Made Of Stone

Your knuckles whiten on the wheel
The last thing that your hands will feel
Your final flight can’t be delayed
No land just sky it’s so serene
Your pink fat lips let go a scream
You fry and melt I love the scene

Sometimes I fantasize
When the streets are cold and lonely
And the cars they burn below me
Don’t these times
Fill your eyes
When the streets are cold and lonely
And the cars they burn below me
Are you all alone?
Is anybody home?

I’m standing warm against the cold
Now that the flames have taken hold
At least you left your life at style

And for as far as I can see
Tin twisted grills grin back at me
Bad money dies I love the scene

Sometimes I fantasize
When the streets are cold and lonely
And the cars they burn below me
Don’t these times
Fill your eyes
When the streets are cold and lonely
And the cars they burn below me
Are you all alone?
Is anybody home?

Sometimes I fantasize
When the streets are cold and lonely
And the cars they burn below me
Don’t these times
Fill your eyes
When the streets are cold and lonely
And the cars they burn below me
Are you all alone?
Are you made of stone?”

The whole album is inspired by the French student riots in 1968: the French flag is on the cover, and the lemons are there because the students used them to help with the effects of tear gas.
This song of all the ones on the album sounds like the most likely to be about a riot. The streets are cold and lonely because they have been cleared by the police, the cars that were set on fire are just left burning.
Obviously the whole song is about the contrast between the fire and the cold, the warmth and the emptiness, being alone and together.
The riots of 1968 were seen as a perfect opportunity for a revolution, but the French communist party failed to act and order was restored – this song is about the cold and loneliness after the riots once order was restored: “sometimes I fantasize” and “don’t these times fill your eyes” (as in tears). The fire could also be a metaphor for his desire, the rioters desire for change and revolution, a desire which was quashed by the cold of the French government.

As with most Stone Roses releases, the cover displays a work by John Squire.
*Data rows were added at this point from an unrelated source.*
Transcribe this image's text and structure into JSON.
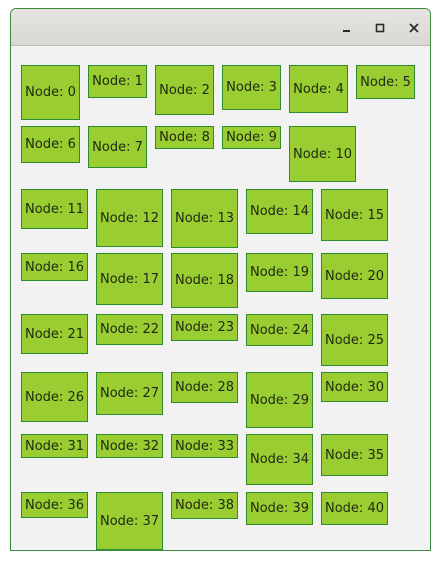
{
  "window": {
    "title": "",
    "controls": [
      "minimize-icon",
      "maximize-icon",
      "close-icon"
    ]
  },
  "colors": {
    "node_fill": "#9acd32",
    "node_border": "#2e8b2e",
    "window_border": "#3c8a3c",
    "background": "#f2f2f2"
  },
  "nodes": [
    "Node: 0",
    "Node: 1",
    "Node: 2",
    "Node: 3",
    "Node: 4",
    "Node: 5",
    "Node: 6",
    "Node: 7",
    "Node: 8",
    "Node: 9",
    "Node: 10",
    "Node: 11",
    "Node: 12",
    "Node: 13",
    "Node: 14",
    "Node: 15",
    "Node: 16",
    "Node: 17",
    "Node: 18",
    "Node: 19",
    "Node: 20",
    "Node: 21",
    "Node: 22",
    "Node: 23",
    "Node: 24",
    "Node: 25",
    "Node: 26",
    "Node: 27",
    "Node: 28",
    "Node: 29",
    "Node: 30",
    "Node: 31",
    "Node: 32",
    "Node: 33",
    "Node: 34",
    "Node: 35",
    "Node: 36",
    "Node: 37",
    "Node: 38",
    "Node: 39",
    "Node: 40"
  ]
}
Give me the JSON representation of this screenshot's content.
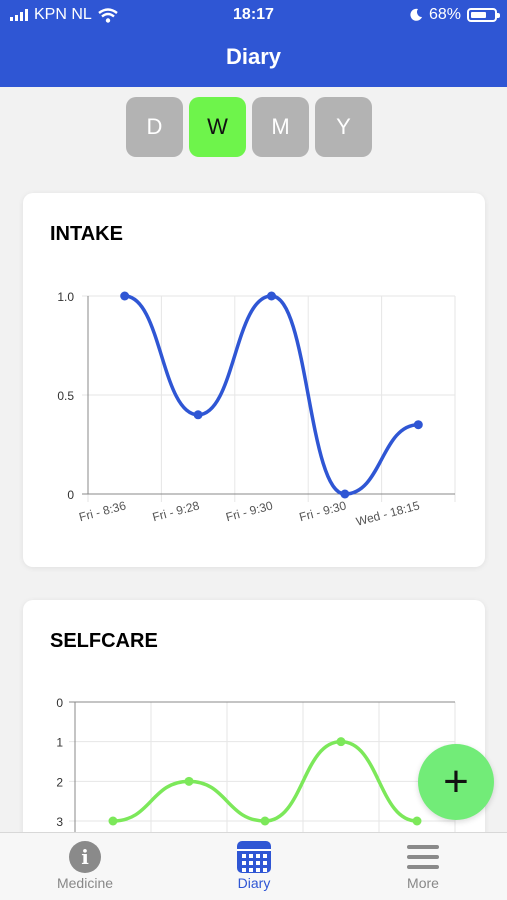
{
  "status_bar": {
    "carrier": "KPN NL",
    "time": "18:17",
    "battery": "68%",
    "battery_level": 0.68
  },
  "header": {
    "title": "Diary"
  },
  "periods": [
    {
      "label": "D",
      "active": false
    },
    {
      "label": "W",
      "active": true
    },
    {
      "label": "M",
      "active": false
    },
    {
      "label": "Y",
      "active": false
    }
  ],
  "colors": {
    "header": "#2f56d4",
    "active_period": "#6ef44b",
    "intake_line": "#2f56d4",
    "selfcare_line": "#7ce85a",
    "fab": "#72ec78"
  },
  "intake": {
    "title": "INTAKE"
  },
  "selfcare": {
    "title": "SELFCARE"
  },
  "chart_data": [
    {
      "type": "line",
      "title": "INTAKE",
      "categories": [
        "Fri - 8:36",
        "Fri - 9:28",
        "Fri - 9:30",
        "Fri - 9:30",
        "Wed - 18:15"
      ],
      "values": [
        1.0,
        0.4,
        1.0,
        0.0,
        0.35
      ],
      "y_ticks": [
        "1.0",
        "0.5",
        "0"
      ],
      "ylim": [
        0,
        1
      ],
      "grid": true
    },
    {
      "type": "line",
      "title": "SELFCARE",
      "values": [
        3,
        2,
        3,
        1,
        3
      ],
      "y_ticks": [
        "0",
        "1",
        "2",
        "3"
      ],
      "ylim": [
        0,
        3
      ],
      "y_inverted": true,
      "grid": true
    }
  ],
  "fab": {
    "icon": "plus-icon",
    "label": "+"
  },
  "tabs": [
    {
      "label": "Medicine",
      "icon": "info-icon",
      "active": false
    },
    {
      "label": "Diary",
      "icon": "calendar-icon",
      "active": true
    },
    {
      "label": "More",
      "icon": "menu-icon",
      "active": false
    }
  ]
}
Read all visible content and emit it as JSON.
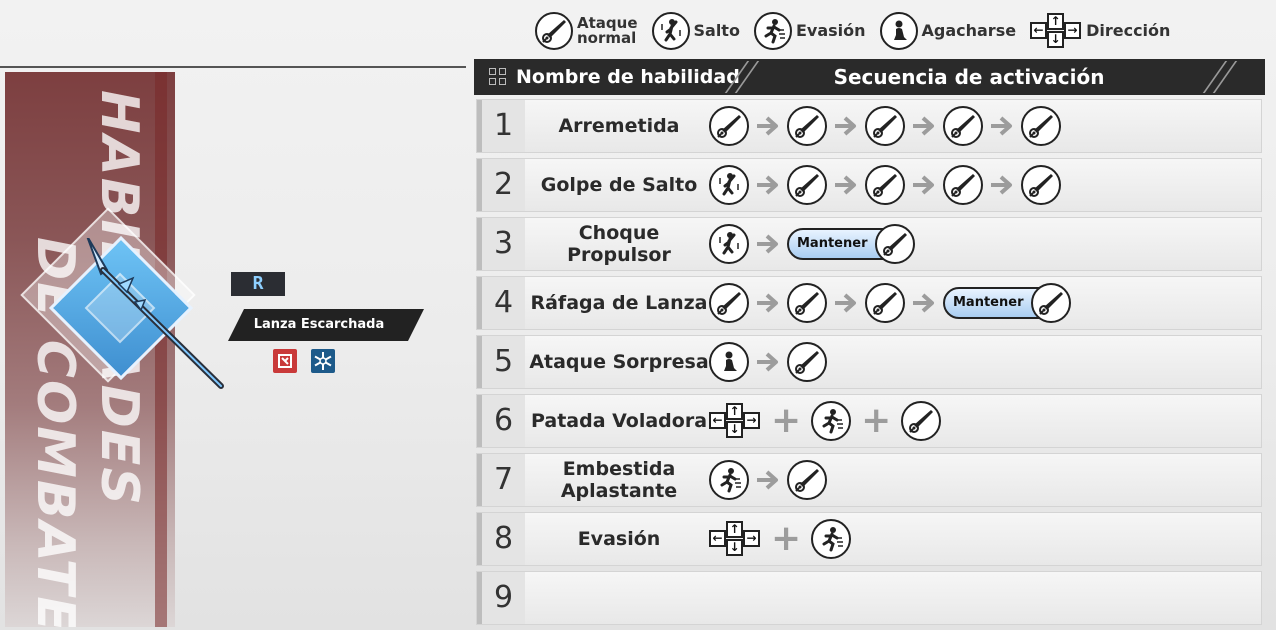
{
  "legend": {
    "attack_line1": "Ataque",
    "attack_line2": "normal",
    "jump": "Salto",
    "evade": "Evasión",
    "crouch": "Agacharse",
    "direction": "Dirección"
  },
  "panel": {
    "banner_line1": "HABILIDADES",
    "banner_line2": "DE COMBATE",
    "rank": "R",
    "weapon_name": "Lanza Escarchada"
  },
  "table": {
    "col_name": "Nombre de habilidad",
    "col_seq": "Secuencia de activación",
    "hold_label": "Mantener",
    "rows": [
      {
        "num": "1",
        "name": "Arremetida",
        "seq": [
          "attack",
          "arrow",
          "attack",
          "arrow",
          "attack",
          "arrow",
          "attack",
          "arrow",
          "attack"
        ]
      },
      {
        "num": "2",
        "name": "Golpe de Salto",
        "seq": [
          "jump",
          "arrow",
          "attack",
          "arrow",
          "attack",
          "arrow",
          "attack",
          "arrow",
          "attack"
        ]
      },
      {
        "num": "3",
        "name": "Choque\nPropulsor",
        "seq": [
          "jump",
          "arrow",
          "hold"
        ]
      },
      {
        "num": "4",
        "name": "Ráfaga de Lanza",
        "seq": [
          "attack",
          "arrow",
          "attack",
          "arrow",
          "attack",
          "arrow",
          "hold"
        ]
      },
      {
        "num": "5",
        "name": "Ataque Sorpresa",
        "seq": [
          "crouch",
          "arrow",
          "attack"
        ]
      },
      {
        "num": "6",
        "name": "Patada Voladora",
        "seq": [
          "dpad",
          "plus",
          "evade",
          "plus",
          "attack"
        ]
      },
      {
        "num": "7",
        "name": "Embestida\nAplastante",
        "seq": [
          "evade",
          "arrow",
          "attack"
        ]
      },
      {
        "num": "8",
        "name": "Evasión",
        "seq": [
          "dpad",
          "plus",
          "evade"
        ]
      },
      {
        "num": "9",
        "name": "",
        "seq": []
      }
    ]
  },
  "icons": {
    "attack": "sword-icon",
    "jump": "jump-icon",
    "evade": "dodge-icon",
    "crouch": "crouch-icon",
    "direction": "dpad-icon"
  },
  "colors": {
    "banner": "#8a5657",
    "header": "#2a2a2a",
    "weapon_bg": "#4fa3e0",
    "hold_pill": "#a9cdf1"
  }
}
It is a Jackson Pollock-influenced piece titled “Bye Bye Badman,” which makes reference to the May 1968 riots in Paris. The cover was named by Q magazine as one of “The 100 Best Covers of All Time.” In the accompanying article, Squire said: “Ian [Brown] had met this French man when he was hitching around Europe, this bloke had been in the riots, and he told Ian how lemons had been used as an antidote to tear gas. Then there was the documentary—-a great shot at the start of a guy throwing stones at the police. I really liked his attitude.” This story was also the inspiration for the lyrics to the song of the same name

6a00d8341d047853ef0133ed171bc4970b-800wi 10.-May-1968-Protests-France 1968_car barricades 563387_10150756556931023_270955416_n Exèrcit_al_Zócalo-28_d'agost NZ parliament 1968 paris68-03s

 

Advertisements

Leave a Reply

Fill in your details below or click an icon to log in:

WordPress.com Logo

You are commenting using your WordPress.com account. Log Out / Change )

Twitter picture

You are commenting using your Twitter account. Log Out / Change )

Facebook photo

You are commenting using your Facebook account. Log Out / Change )

Google+ photo

You are commenting using your Google+ account. Log Out / Change )

Connecting to %s